Kashani-Sabet's book feels deeply personal, and I got the impression that I was actually reading about three facets of her own experiences as an Émigré Iranian woman in the US. Each character illustrates a different aspect of rejection or acceptance of the freedoms offered by their adopted city. The narrative is largely concerned with love and sex, whether it be Fatemeh's observation of her failing marriage, or the forces compelling the two younger women to choose husbands and lovers from both inside and outside the Iranian expat community in New York. In this respect, Martyrdom Street covers some fairly well-trodden ground.

Kashani-Sabet uses the device of having the three women narrate their own stories. I have always felt that using alternating narrators is difficult to perfect, and I tend to find myself picking my favourite voice and becoming bored by the others. This was unfortunately true of Martyrdom Street. Fatemeh's story held my attention, but the book would have lost nothing for me if Yasaman had been completely absent. At just 130 pages, it was ambitious to squeeze in three (albeit overlapping) stories, and it doesn't always work. The book relies heavily on the reader caring about the characters, but it doesn't allow enough time to get involved with them.
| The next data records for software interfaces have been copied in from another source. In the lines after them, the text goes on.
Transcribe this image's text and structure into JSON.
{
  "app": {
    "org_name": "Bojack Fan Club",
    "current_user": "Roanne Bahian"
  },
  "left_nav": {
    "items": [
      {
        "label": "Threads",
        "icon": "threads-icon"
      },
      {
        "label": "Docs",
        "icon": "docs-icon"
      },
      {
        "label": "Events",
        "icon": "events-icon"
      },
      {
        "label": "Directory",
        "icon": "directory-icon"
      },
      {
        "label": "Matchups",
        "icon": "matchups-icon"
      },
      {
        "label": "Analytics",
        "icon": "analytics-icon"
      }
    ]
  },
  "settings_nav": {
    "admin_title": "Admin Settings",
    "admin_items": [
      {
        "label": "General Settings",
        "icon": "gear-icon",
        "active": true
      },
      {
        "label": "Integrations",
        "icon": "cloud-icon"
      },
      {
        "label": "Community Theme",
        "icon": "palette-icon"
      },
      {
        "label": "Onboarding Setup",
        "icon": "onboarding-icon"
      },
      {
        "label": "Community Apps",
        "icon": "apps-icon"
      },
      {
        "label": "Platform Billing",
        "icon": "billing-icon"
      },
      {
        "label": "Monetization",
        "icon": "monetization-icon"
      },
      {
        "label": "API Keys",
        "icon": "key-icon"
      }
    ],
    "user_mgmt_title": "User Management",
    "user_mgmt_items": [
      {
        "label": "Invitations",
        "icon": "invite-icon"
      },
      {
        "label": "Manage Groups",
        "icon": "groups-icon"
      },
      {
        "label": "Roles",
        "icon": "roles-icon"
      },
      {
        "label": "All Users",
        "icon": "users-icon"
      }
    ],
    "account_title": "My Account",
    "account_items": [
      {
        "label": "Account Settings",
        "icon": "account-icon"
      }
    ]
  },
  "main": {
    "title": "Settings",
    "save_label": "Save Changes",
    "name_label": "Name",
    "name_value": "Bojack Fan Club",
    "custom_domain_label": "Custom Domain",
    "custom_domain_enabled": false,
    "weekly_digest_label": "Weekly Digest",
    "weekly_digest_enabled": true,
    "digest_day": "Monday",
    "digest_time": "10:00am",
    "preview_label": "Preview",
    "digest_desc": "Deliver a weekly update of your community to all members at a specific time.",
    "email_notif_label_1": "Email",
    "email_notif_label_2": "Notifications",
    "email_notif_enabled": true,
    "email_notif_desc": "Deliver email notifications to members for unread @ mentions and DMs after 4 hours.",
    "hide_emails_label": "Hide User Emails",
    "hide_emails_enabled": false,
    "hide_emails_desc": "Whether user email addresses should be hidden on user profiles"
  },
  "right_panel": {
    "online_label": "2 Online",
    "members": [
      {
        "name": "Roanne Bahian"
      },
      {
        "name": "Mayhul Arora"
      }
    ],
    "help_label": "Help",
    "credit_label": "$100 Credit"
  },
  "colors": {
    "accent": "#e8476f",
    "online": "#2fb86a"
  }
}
That being said, Martyrdom Street is otherwise a well written short novel, and a deeply personal exploration of Iranian identity. Fatemeh's story kept me reading, and her relationship with Nasrin held moments of both tenderness and tension that were genuinely moving. Kashani-Sabet's first attempt at fiction contained enough good moments and enough promise to point the way for even better things to come in the future.